(Beginning of STUDY MATERIAL)

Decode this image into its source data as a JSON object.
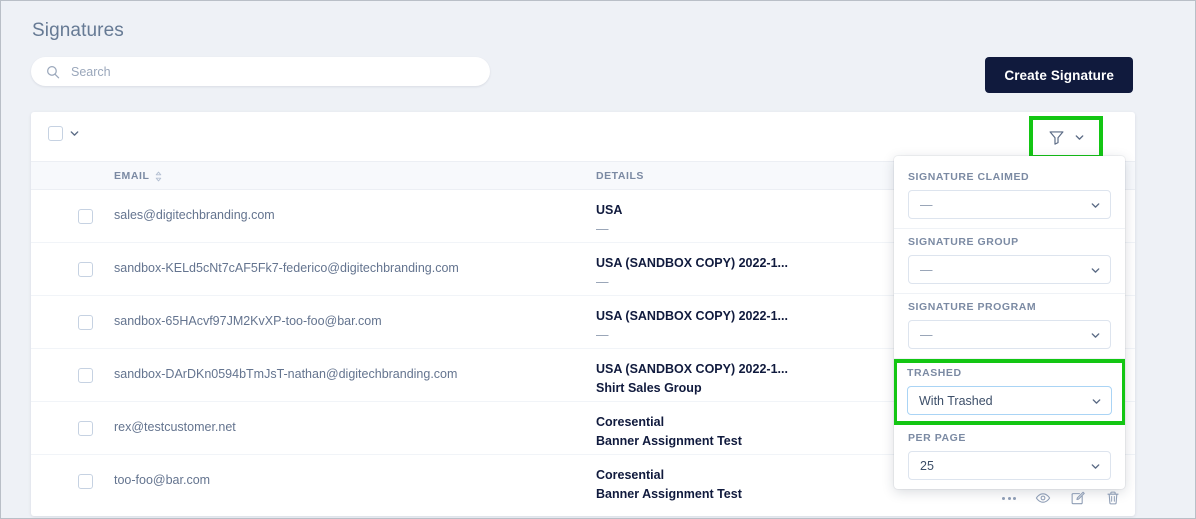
{
  "page": {
    "title": "Signatures"
  },
  "search": {
    "placeholder": "Search",
    "value": ""
  },
  "header": {
    "create_button": "Create Signature"
  },
  "toolbar": {
    "bulk_select_checked": false,
    "filter_icon": "funnel-icon",
    "filter_chevron": "chevron-down-icon"
  },
  "table": {
    "columns": [
      {
        "key": "email",
        "label": "EMAIL",
        "sortable": true
      },
      {
        "key": "details",
        "label": "DETAILS",
        "sortable": false
      }
    ],
    "rows": [
      {
        "email": "sales@digitechbranding.com",
        "detail_primary": "USA",
        "detail_secondary": "—",
        "detail_secondary_is_dash": true
      },
      {
        "email": "sandbox-KELd5cNt7cAF5Fk7-federico@digitechbranding.com",
        "detail_primary": "USA (SANDBOX COPY) 2022-1...",
        "detail_secondary": "—",
        "detail_secondary_is_dash": true
      },
      {
        "email": "sandbox-65HAcvf97JM2KvXP-too-foo@bar.com",
        "detail_primary": "USA (SANDBOX COPY) 2022-1...",
        "detail_secondary": "—",
        "detail_secondary_is_dash": true
      },
      {
        "email": "sandbox-DArDKn0594bTmJsT-nathan@digitechbranding.com",
        "detail_primary": "USA (SANDBOX COPY) 2022-1...",
        "detail_secondary": "Shirt Sales Group",
        "detail_secondary_is_dash": false
      },
      {
        "email": "rex@testcustomer.net",
        "detail_primary": "Coresential",
        "detail_secondary": "Banner Assignment Test",
        "detail_secondary_is_dash": false
      },
      {
        "email": "too-foo@bar.com",
        "detail_primary": "Coresential",
        "detail_secondary": "Banner Assignment Test",
        "detail_secondary_is_dash": false
      }
    ]
  },
  "filter_panel": {
    "groups": [
      {
        "label": "SIGNATURE CLAIMED",
        "value": "—",
        "is_dash": true,
        "highlighted": false,
        "focused": false
      },
      {
        "label": "SIGNATURE GROUP",
        "value": "—",
        "is_dash": true,
        "highlighted": false,
        "focused": false
      },
      {
        "label": "SIGNATURE PROGRAM",
        "value": "—",
        "is_dash": true,
        "highlighted": false,
        "focused": false
      },
      {
        "label": "TRASHED",
        "value": "With Trashed",
        "is_dash": false,
        "highlighted": true,
        "focused": true
      },
      {
        "label": "PER PAGE",
        "value": "25",
        "is_dash": false,
        "highlighted": false,
        "focused": false
      }
    ]
  },
  "row_actions": [
    {
      "name": "more-icon",
      "label": "More"
    },
    {
      "name": "eye-icon",
      "label": "View"
    },
    {
      "name": "edit-icon",
      "label": "Edit"
    },
    {
      "name": "trash-icon",
      "label": "Delete"
    }
  ],
  "colors": {
    "highlight": "#13c613",
    "brand_dark": "#101a3d",
    "page_bg": "#eef1f6",
    "focus_border": "#aad4f5"
  }
}
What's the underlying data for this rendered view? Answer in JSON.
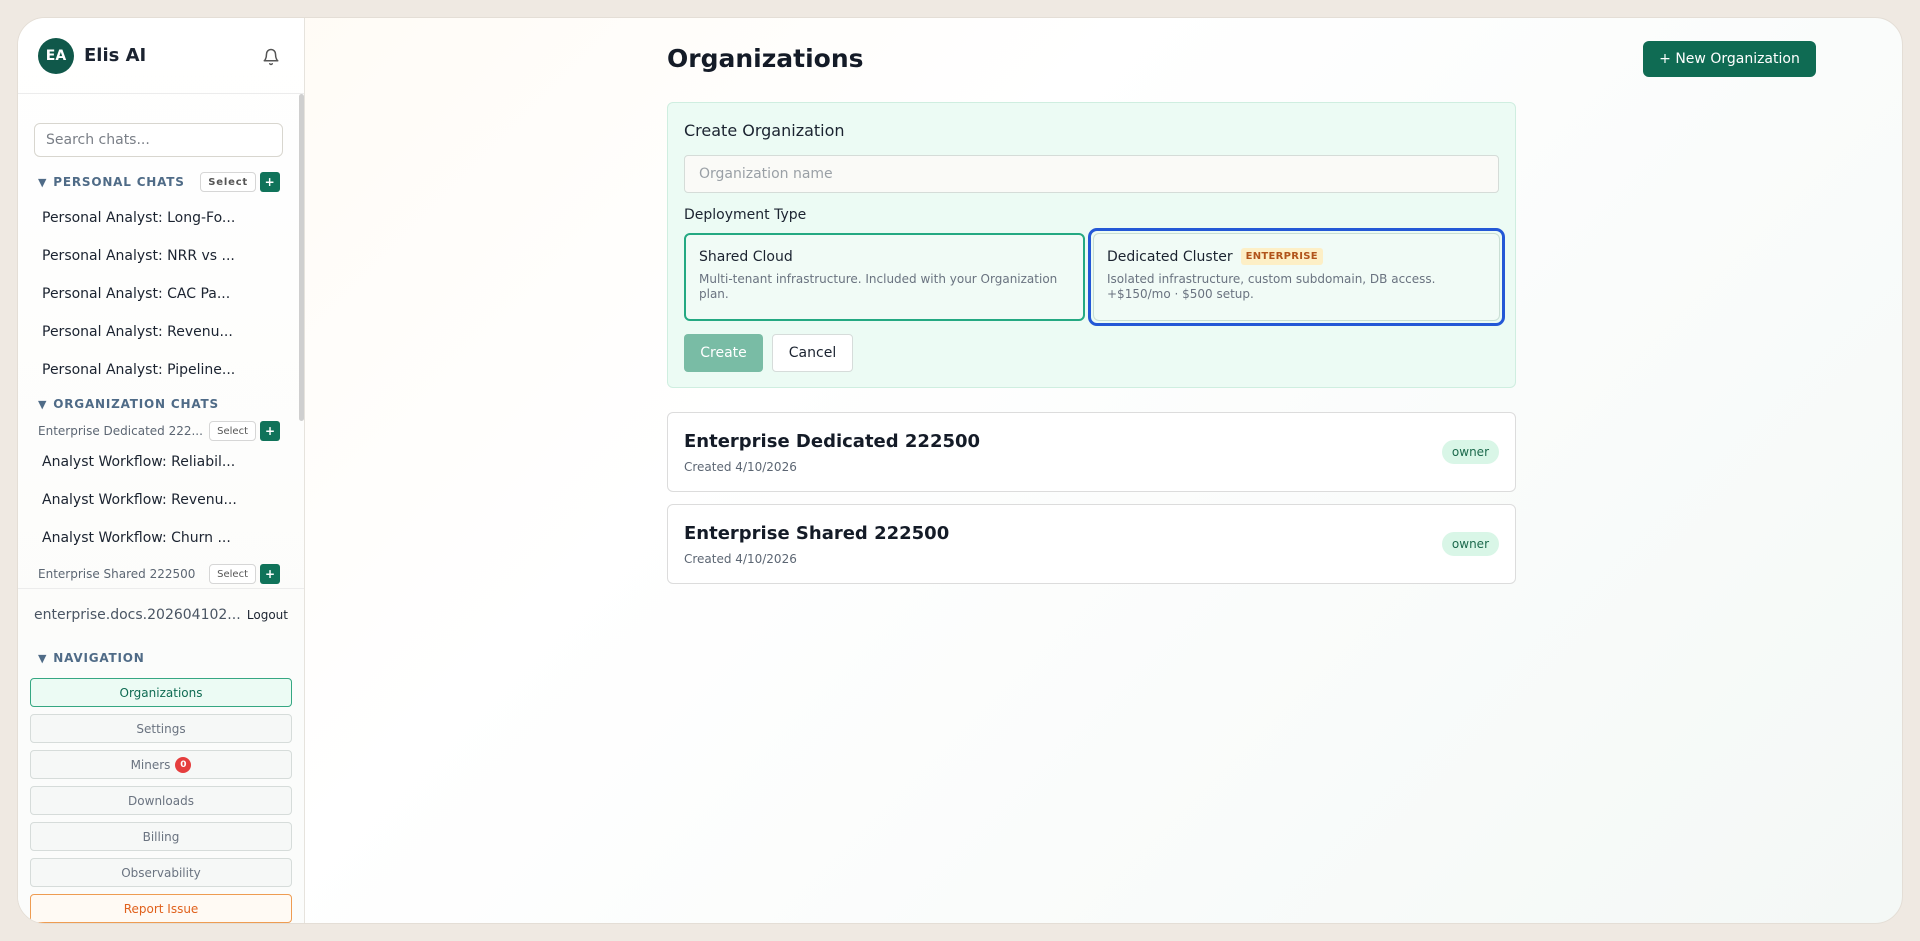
{
  "app": {
    "initials": "EA",
    "title": "Elis AI"
  },
  "sidebar": {
    "search_placeholder": "Search chats...",
    "personal": {
      "header": "PERSONAL CHATS",
      "select_label": "Select",
      "add_label": "+",
      "items": [
        "Personal Analyst: Long-Fo...",
        "Personal Analyst: NRR vs ...",
        "Personal Analyst: CAC Pa...",
        "Personal Analyst: Revenu...",
        "Personal Analyst: Pipeline..."
      ]
    },
    "organization": {
      "header": "ORGANIZATION CHATS",
      "groups": [
        {
          "name": "Enterprise Dedicated 222...",
          "select_label": "Select",
          "add_label": "+",
          "items": [
            "Analyst Workflow: Reliabil...",
            "Analyst Workflow: Revenu...",
            "Analyst Workflow: Churn ..."
          ]
        },
        {
          "name": "Enterprise Shared 222500",
          "select_label": "Select",
          "add_label": "+"
        }
      ]
    },
    "user_email": "enterprise.docs.202604102...",
    "logout_label": "Logout",
    "navigation": {
      "header": "NAVIGATION",
      "items": [
        {
          "label": "Organizations"
        },
        {
          "label": "Settings"
        },
        {
          "label": "Miners",
          "badge": "0"
        },
        {
          "label": "Downloads"
        },
        {
          "label": "Billing"
        },
        {
          "label": "Observability"
        },
        {
          "label": "Report Issue"
        }
      ]
    }
  },
  "main": {
    "title": "Organizations",
    "new_button": "+ New Organization",
    "create_form": {
      "title": "Create Organization",
      "name_placeholder": "Organization name",
      "deployment_label": "Deployment Type",
      "options": [
        {
          "name": "Shared Cloud",
          "description": "Multi-tenant infrastructure. Included with your Organization plan."
        },
        {
          "name": "Dedicated Cluster",
          "badge": "ENTERPRISE",
          "description": "Isolated infrastructure, custom subdomain, DB access. +$150/mo · $500 setup."
        }
      ],
      "create_label": "Create",
      "cancel_label": "Cancel"
    },
    "organizations": [
      {
        "name": "Enterprise Dedicated 222500",
        "created": "Created 4/10/2026",
        "role": "owner"
      },
      {
        "name": "Enterprise Shared 222500",
        "created": "Created 4/10/2026",
        "role": "owner"
      }
    ]
  },
  "colors": {
    "brand": "#0f6b53",
    "focus": "#2458d6",
    "report": "#e0611c",
    "badge_red": "#e53e3e"
  }
}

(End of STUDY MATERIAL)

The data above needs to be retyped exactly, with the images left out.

■ **ANSWER SECTION**
Decode this image into its source data as a JSON object.
{
  "page": {
    "title": "Signatures"
  },
  "search": {
    "placeholder": "Search",
    "value": ""
  },
  "header": {
    "create_button": "Create Signature"
  },
  "toolbar": {
    "bulk_select_checked": false,
    "filter_icon": "funnel-icon",
    "filter_chevron": "chevron-down-icon"
  },
  "table": {
    "columns": [
      {
        "key": "email",
        "label": "EMAIL",
        "sortable": true
      },
      {
        "key": "details",
        "label": "DETAILS",
        "sortable": false
      }
    ],
    "rows": [
      {
        "email": "sales@digitechbranding.com",
        "detail_primary": "USA",
        "detail_secondary": "—",
        "detail_secondary_is_dash": true
      },
      {
        "email": "sandbox-KELd5cNt7cAF5Fk7-federico@digitechbranding.com",
        "detail_primary": "USA (SANDBOX COPY) 2022-1...",
        "detail_secondary": "—",
        "detail_secondary_is_dash": true
      },
      {
        "email": "sandbox-65HAcvf97JM2KvXP-too-foo@bar.com",
        "detail_primary": "USA (SANDBOX COPY) 2022-1...",
        "detail_secondary": "—",
        "detail_secondary_is_dash": true
      },
      {
        "email": "sandbox-DArDKn0594bTmJsT-nathan@digitechbranding.com",
        "detail_primary": "USA (SANDBOX COPY) 2022-1...",
        "detail_secondary": "Shirt Sales Group",
        "detail_secondary_is_dash": false
      },
      {
        "email": "rex@testcustomer.net",
        "detail_primary": "Coresential",
        "detail_secondary": "Banner Assignment Test",
        "detail_secondary_is_dash": false
      },
      {
        "email": "too-foo@bar.com",
        "detail_primary": "Coresential",
        "detail_secondary": "Banner Assignment Test",
        "detail_secondary_is_dash": false
      }
    ]
  },
  "filter_panel": {
    "groups": [
      {
        "label": "SIGNATURE CLAIMED",
        "value": "—",
        "is_dash": true,
        "highlighted": false,
        "focused": false
      },
      {
        "label": "SIGNATURE GROUP",
        "value": "—",
        "is_dash": true,
        "highlighted": false,
        "focused": false
      },
      {
        "label": "SIGNATURE PROGRAM",
        "value": "—",
        "is_dash": true,
        "highlighted": false,
        "focused": false
      },
      {
        "label": "TRASHED",
        "value": "With Trashed",
        "is_dash": false,
        "highlighted": true,
        "focused": true
      },
      {
        "label": "PER PAGE",
        "value": "25",
        "is_dash": false,
        "highlighted": false,
        "focused": false
      }
    ]
  },
  "row_actions": [
    {
      "name": "more-icon",
      "label": "More"
    },
    {
      "name": "eye-icon",
      "label": "View"
    },
    {
      "name": "edit-icon",
      "label": "Edit"
    },
    {
      "name": "trash-icon",
      "label": "Delete"
    }
  ],
  "colors": {
    "highlight": "#13c613",
    "brand_dark": "#101a3d",
    "page_bg": "#eef1f6",
    "focus_border": "#aad4f5"
  }
}
What's the underlying data for this rendered view? Answer in JSON.
{
  "app": {
    "initials": "EA",
    "title": "Elis AI"
  },
  "sidebar": {
    "search_placeholder": "Search chats...",
    "personal": {
      "header": "PERSONAL CHATS",
      "select_label": "Select",
      "add_label": "+",
      "items": [
        "Personal Analyst: Long-Fo...",
        "Personal Analyst: NRR vs ...",
        "Personal Analyst: CAC Pa...",
        "Personal Analyst: Revenu...",
        "Personal Analyst: Pipeline..."
      ]
    },
    "organization": {
      "header": "ORGANIZATION CHATS",
      "groups": [
        {
          "name": "Enterprise Dedicated 222...",
          "select_label": "Select",
          "add_label": "+",
          "items": [
            "Analyst Workflow: Reliabil...",
            "Analyst Workflow: Revenu...",
            "Analyst Workflow: Churn ..."
          ]
        },
        {
          "name": "Enterprise Shared 222500",
          "select_label": "Select",
          "add_label": "+"
        }
      ]
    },
    "user_email": "enterprise.docs.202604102...",
    "logout_label": "Logout",
    "navigation": {
      "header": "NAVIGATION",
      "items": [
        {
          "label": "Organizations"
        },
        {
          "label": "Settings"
        },
        {
          "label": "Miners",
          "badge": "0"
        },
        {
          "label": "Downloads"
        },
        {
          "label": "Billing"
        },
        {
          "label": "Observability"
        },
        {
          "label": "Report Issue"
        }
      ]
    }
  },
  "main": {
    "title": "Organizations",
    "new_button": "+ New Organization",
    "create_form": {
      "title": "Create Organization",
      "name_placeholder": "Organization name",
      "deployment_label": "Deployment Type",
      "options": [
        {
          "name": "Shared Cloud",
          "description": "Multi-tenant infrastructure. Included with your Organization plan."
        },
        {
          "name": "Dedicated Cluster",
          "badge": "ENTERPRISE",
          "description": "Isolated infrastructure, custom subdomain, DB access. +$150/mo · $500 setup."
        }
      ],
      "create_label": "Create",
      "cancel_label": "Cancel"
    },
    "organizations": [
      {
        "name": "Enterprise Dedicated 222500",
        "created": "Created 4/10/2026",
        "role": "owner"
      },
      {
        "name": "Enterprise Shared 222500",
        "created": "Created 4/10/2026",
        "role": "owner"
      }
    ]
  },
  "colors": {
    "brand": "#0f6b53",
    "focus": "#2458d6",
    "report": "#e0611c",
    "badge_red": "#e53e3e"
  }
}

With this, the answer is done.